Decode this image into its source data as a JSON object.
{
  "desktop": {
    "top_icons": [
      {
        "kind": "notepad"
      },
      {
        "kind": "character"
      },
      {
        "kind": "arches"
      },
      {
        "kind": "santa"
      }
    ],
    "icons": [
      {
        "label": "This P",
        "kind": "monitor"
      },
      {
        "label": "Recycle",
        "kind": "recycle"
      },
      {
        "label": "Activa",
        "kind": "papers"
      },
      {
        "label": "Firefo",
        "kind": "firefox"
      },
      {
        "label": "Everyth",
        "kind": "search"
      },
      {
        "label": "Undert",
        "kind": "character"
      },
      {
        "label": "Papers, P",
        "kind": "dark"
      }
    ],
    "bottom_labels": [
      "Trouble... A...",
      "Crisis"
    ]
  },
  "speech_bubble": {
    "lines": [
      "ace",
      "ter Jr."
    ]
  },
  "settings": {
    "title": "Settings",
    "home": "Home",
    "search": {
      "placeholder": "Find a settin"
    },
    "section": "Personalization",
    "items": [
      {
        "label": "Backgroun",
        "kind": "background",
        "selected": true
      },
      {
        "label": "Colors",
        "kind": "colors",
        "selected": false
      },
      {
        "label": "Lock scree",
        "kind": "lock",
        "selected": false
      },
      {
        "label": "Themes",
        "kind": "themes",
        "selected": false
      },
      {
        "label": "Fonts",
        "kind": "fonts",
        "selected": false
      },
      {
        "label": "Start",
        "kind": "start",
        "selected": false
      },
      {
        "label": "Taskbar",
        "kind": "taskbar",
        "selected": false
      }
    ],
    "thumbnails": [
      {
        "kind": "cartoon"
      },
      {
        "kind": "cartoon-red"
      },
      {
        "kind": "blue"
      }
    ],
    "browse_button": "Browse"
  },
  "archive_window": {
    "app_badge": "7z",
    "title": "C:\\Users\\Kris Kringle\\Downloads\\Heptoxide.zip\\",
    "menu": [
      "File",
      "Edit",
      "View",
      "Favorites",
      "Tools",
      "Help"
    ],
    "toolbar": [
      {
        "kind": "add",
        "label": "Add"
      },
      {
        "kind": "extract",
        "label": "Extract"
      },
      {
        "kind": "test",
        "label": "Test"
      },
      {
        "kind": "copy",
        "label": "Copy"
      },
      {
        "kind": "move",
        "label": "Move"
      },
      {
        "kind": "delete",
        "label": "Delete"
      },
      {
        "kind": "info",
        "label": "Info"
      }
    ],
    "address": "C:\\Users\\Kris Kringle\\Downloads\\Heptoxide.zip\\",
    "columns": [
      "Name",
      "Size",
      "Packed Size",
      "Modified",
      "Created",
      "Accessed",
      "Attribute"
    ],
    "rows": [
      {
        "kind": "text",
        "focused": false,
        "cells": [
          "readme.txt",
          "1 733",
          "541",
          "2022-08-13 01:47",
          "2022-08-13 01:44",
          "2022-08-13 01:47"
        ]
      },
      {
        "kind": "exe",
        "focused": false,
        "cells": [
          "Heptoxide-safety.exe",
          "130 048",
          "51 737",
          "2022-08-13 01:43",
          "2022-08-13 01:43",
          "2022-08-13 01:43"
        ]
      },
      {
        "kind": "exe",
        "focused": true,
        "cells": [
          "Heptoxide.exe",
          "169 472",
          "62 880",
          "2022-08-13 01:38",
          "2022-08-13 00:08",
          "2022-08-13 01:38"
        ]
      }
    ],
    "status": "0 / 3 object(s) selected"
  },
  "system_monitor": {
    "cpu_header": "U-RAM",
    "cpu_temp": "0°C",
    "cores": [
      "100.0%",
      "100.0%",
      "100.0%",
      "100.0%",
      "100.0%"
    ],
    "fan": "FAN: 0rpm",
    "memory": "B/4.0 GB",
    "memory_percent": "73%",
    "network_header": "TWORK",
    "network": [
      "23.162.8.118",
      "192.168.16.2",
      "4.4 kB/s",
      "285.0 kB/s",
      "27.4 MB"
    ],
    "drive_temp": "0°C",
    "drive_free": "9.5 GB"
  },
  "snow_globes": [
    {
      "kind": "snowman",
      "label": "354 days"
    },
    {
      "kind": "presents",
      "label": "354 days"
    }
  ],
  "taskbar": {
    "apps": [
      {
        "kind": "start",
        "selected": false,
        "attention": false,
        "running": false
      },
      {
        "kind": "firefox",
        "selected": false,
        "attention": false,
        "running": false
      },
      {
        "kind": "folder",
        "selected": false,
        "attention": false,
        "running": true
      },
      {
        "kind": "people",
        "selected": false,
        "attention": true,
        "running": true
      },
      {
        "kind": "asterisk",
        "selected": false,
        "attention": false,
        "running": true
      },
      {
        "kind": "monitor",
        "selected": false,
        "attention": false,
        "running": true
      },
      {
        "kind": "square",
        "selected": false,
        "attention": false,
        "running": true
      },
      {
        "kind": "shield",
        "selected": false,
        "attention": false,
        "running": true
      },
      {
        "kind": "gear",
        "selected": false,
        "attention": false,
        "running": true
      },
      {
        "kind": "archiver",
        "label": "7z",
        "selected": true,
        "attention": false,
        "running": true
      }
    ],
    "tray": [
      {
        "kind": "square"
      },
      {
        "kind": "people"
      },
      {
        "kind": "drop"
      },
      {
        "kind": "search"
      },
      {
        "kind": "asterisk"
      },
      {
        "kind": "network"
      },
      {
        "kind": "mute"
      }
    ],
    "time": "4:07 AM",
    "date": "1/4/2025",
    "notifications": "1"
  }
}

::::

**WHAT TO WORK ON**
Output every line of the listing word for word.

**EXERCISE ANSWER**
Decode this image into its source data as a JSON object.
{
  "desktop": {
    "top_icons": [
      {
        "kind": "notepad"
      },
      {
        "kind": "character"
      },
      {
        "kind": "arches"
      },
      {
        "kind": "santa"
      }
    ],
    "icons": [
      {
        "label": "This P",
        "kind": "monitor"
      },
      {
        "label": "Recycle",
        "kind": "recycle"
      },
      {
        "label": "Activa",
        "kind": "papers"
      },
      {
        "label": "Firefo",
        "kind": "firefox"
      },
      {
        "label": "Everyth",
        "kind": "search"
      },
      {
        "label": "Undert",
        "kind": "character"
      },
      {
        "label": "Papers, P",
        "kind": "dark"
      }
    ],
    "bottom_labels": [
      "Trouble... A...",
      "Crisis"
    ]
  },
  "speech_bubble": {
    "lines": [
      "ace",
      "ter Jr."
    ]
  },
  "settings": {
    "title": "Settings",
    "home": "Home",
    "search": {
      "placeholder": "Find a settin"
    },
    "section": "Personalization",
    "items": [
      {
        "label": "Backgroun",
        "kind": "background",
        "selected": true
      },
      {
        "label": "Colors",
        "kind": "colors",
        "selected": false
      },
      {
        "label": "Lock scree",
        "kind": "lock",
        "selected": false
      },
      {
        "label": "Themes",
        "kind": "themes",
        "selected": false
      },
      {
        "label": "Fonts",
        "kind": "fonts",
        "selected": false
      },
      {
        "label": "Start",
        "kind": "start",
        "selected": false
      },
      {
        "label": "Taskbar",
        "kind": "taskbar",
        "selected": false
      }
    ],
    "thumbnails": [
      {
        "kind": "cartoon"
      },
      {
        "kind": "cartoon-red"
      },
      {
        "kind": "blue"
      }
    ],
    "browse_button": "Browse"
  },
  "archive_window": {
    "app_badge": "7z",
    "title": "C:\\Users\\Kris Kringle\\Downloads\\Heptoxide.zip\\",
    "menu": [
      "File",
      "Edit",
      "View",
      "Favorites",
      "Tools",
      "Help"
    ],
    "toolbar": [
      {
        "kind": "add",
        "label": "Add"
      },
      {
        "kind": "extract",
        "label": "Extract"
      },
      {
        "kind": "test",
        "label": "Test"
      },
      {
        "kind": "copy",
        "label": "Copy"
      },
      {
        "kind": "move",
        "label": "Move"
      },
      {
        "kind": "delete",
        "label": "Delete"
      },
      {
        "kind": "info",
        "label": "Info"
      }
    ],
    "address": "C:\\Users\\Kris Kringle\\Downloads\\Heptoxide.zip\\",
    "columns": [
      "Name",
      "Size",
      "Packed Size",
      "Modified",
      "Created",
      "Accessed",
      "Attribute"
    ],
    "rows": [
      {
        "kind": "text",
        "focused": false,
        "cells": [
          "readme.txt",
          "1 733",
          "541",
          "2022-08-13 01:47",
          "2022-08-13 01:44",
          "2022-08-13 01:47"
        ]
      },
      {
        "kind": "exe",
        "focused": false,
        "cells": [
          "Heptoxide-safety.exe",
          "130 048",
          "51 737",
          "2022-08-13 01:43",
          "2022-08-13 01:43",
          "2022-08-13 01:43"
        ]
      },
      {
        "kind": "exe",
        "focused": true,
        "cells": [
          "Heptoxide.exe",
          "169 472",
          "62 880",
          "2022-08-13 01:38",
          "2022-08-13 00:08",
          "2022-08-13 01:38"
        ]
      }
    ],
    "status": "0 / 3 object(s) selected"
  },
  "system_monitor": {
    "cpu_header": "U-RAM",
    "cpu_temp": "0°C",
    "cores": [
      "100.0%",
      "100.0%",
      "100.0%",
      "100.0%",
      "100.0%"
    ],
    "fan": "FAN: 0rpm",
    "memory": "B/4.0 GB",
    "memory_percent": "73%",
    "network_header": "TWORK",
    "network": [
      "23.162.8.118",
      "192.168.16.2",
      "4.4 kB/s",
      "285.0 kB/s",
      "27.4 MB"
    ],
    "drive_temp": "0°C",
    "drive_free": "9.5 GB"
  },
  "snow_globes": [
    {
      "kind": "snowman",
      "label": "354 days"
    },
    {
      "kind": "presents",
      "label": "354 days"
    }
  ],
  "taskbar": {
    "apps": [
      {
        "kind": "start",
        "selected": false,
        "attention": false,
        "running": false
      },
      {
        "kind": "firefox",
        "selected": false,
        "attention": false,
        "running": false
      },
      {
        "kind": "folder",
        "selected": false,
        "attention": false,
        "running": true
      },
      {
        "kind": "people",
        "selected": false,
        "attention": true,
        "running": true
      },
      {
        "kind": "asterisk",
        "selected": false,
        "attention": false,
        "running": true
      },
      {
        "kind": "monitor",
        "selected": false,
        "attention": false,
        "running": true
      },
      {
        "kind": "square",
        "selected": false,
        "attention": false,
        "running": true
      },
      {
        "kind": "shield",
        "selected": false,
        "attention": false,
        "running": true
      },
      {
        "kind": "gear",
        "selected": false,
        "attention": false,
        "running": true
      },
      {
        "kind": "archiver",
        "label": "7z",
        "selected": true,
        "attention": false,
        "running": true
      }
    ],
    "tray": [
      {
        "kind": "square"
      },
      {
        "kind": "people"
      },
      {
        "kind": "drop"
      },
      {
        "kind": "search"
      },
      {
        "kind": "asterisk"
      },
      {
        "kind": "network"
      },
      {
        "kind": "mute"
      }
    ],
    "time": "4:07 AM",
    "date": "1/4/2025",
    "notifications": "1"
  }
}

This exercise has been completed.